The Lord stumbled back against the chair, his lips peeling back as a different sound came from them, one that sounded like the wind when the mist came in. Spinning the sword, I swept it in a wide arc. This sword—Vikter’s sword—found its target.
I sliced Lord Brandole Mazeen’s head from his shoulders.
His body slid to the floor as I raised the sword and brought it down, hacking into his shoulder, his chest. I didn’t stop. I wouldn’t until he was nothing but pieces. Not even when the screams and shouts became all I knew.
An arm came around me from behind, hauling me back as the sword was wrestled from my hands. I caught the scent of pine and woods, and I knew who held me, knew who pulled me back from what was left of the Lord. But I fought—clawing, swinging to be free. The hold was unbreakable.
“Stop,” Hawke said, pressing his cheek to mine. “Gods, stop. Stop.”
Kicking back, I caught him in the shin and then the thigh. I reared, causing him to stumble.
Hawke crossed his arms around me, lifting me up and then bringing me down so that my legs were trapped under me.
“Stop. Please,” he said. “Poppy—”
I failed you.
The screaming was so loud it hurt my ears, my head, my skin. In a distant, still-functioning part of my brain, I knew I was the one screaming like that, but I couldn’t make myself stop.
A flash of light exploded behind my eyes, and oblivion reached for me.
I fell into nothingness.
Half resting on the inner ledge, I stared out the window at the torches beyond the Rise, eyes aching and weary with the pressure of tears that wouldn’t fall.
I wished I could cry, but it was like the cord that had connected me to my emotions had been severed. It wasn’t that Vikter’s death didn’t hurt. Gods, it ached and throbbed every time I even thought his name, but that was almost all I’d felt in the week and a half since his death. A sharp slice of pain that cut through my chest. No sorrow. No dread. Just pain and anger…so much anger.
Maybe it was because I hadn’t gone to his funeral. I hadn’t made it to any of the funerals, and there had been so many dead that ten or more were held at a time—or so I had heard from Tawny.

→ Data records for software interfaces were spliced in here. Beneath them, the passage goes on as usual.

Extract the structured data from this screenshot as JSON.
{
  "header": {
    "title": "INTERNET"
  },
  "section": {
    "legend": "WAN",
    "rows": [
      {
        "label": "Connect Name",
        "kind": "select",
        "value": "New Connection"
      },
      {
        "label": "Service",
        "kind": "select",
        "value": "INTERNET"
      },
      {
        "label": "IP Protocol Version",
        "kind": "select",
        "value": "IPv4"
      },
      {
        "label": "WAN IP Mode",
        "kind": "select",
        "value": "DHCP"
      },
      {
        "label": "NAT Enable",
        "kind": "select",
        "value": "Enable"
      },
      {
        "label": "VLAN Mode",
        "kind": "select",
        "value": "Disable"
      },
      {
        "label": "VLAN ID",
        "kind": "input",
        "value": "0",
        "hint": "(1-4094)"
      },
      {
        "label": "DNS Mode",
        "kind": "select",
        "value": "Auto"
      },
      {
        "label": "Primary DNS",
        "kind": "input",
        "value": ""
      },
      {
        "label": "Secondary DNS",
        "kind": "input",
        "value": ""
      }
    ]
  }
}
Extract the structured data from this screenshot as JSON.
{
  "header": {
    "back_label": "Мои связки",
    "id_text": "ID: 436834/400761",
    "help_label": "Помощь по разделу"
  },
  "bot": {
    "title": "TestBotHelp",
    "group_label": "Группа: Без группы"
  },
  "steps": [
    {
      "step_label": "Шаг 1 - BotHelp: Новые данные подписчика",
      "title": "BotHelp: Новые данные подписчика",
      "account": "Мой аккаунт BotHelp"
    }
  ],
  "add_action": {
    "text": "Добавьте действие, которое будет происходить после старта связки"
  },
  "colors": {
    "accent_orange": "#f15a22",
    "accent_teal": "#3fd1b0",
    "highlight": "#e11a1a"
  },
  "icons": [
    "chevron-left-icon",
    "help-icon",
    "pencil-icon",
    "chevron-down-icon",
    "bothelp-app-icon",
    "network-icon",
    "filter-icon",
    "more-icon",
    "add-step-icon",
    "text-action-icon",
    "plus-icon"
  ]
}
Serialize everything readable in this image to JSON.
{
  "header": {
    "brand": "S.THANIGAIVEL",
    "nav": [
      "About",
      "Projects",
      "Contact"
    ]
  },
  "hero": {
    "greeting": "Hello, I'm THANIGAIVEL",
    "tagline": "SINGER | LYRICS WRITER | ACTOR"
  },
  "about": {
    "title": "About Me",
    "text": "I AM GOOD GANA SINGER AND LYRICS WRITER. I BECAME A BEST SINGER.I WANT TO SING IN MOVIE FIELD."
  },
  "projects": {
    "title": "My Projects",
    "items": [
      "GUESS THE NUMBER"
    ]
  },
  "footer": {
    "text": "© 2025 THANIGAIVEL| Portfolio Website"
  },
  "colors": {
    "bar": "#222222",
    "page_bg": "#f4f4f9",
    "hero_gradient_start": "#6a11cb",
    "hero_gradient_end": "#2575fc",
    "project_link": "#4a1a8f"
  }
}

It hadn’t been my choice not to attend the services. I’d been asleep. I’d been sleeping a lot this week. Entire days just gone in a blur of sleep and drugged consciousness. I didn’t even remember Tawny helping me bathe away the blood and gore or how I got back to bed. I knew she’d talked to me then, but I couldn’t recall a single thing she’d said. I had this weird impression that I hadn’t been alone while I slept. There was a sensation of callused palms against my cheek, fingers brushing hair back from my face. I had the faintest memory of Hawke talking to me, whispering when the room was filled with sunlight and when it had been taken over by night. Even now, I could feel the touch against my face, my hair. It had been the only grounding connection I’d had while I slept.
I squeezed my lids shut until the phantom sensations vanished, and then I reopened my eyes.
It wasn’t until about four days after the attack on the Rite that I’d learned that Hawke had used some kind of pressure point on my neck to render me unconscious. I’d woken up sometime later in my room, unable to use my voice. The screaming…it had torn up my throat. Hawke had been there, so had Tawny, the Duchess, and a Healer.
I was offered a sleeping draught, and for the first time in my life, I took it. I might’ve kept taking it if it hadn’t been for Hawke removing the powder from my room four days ago.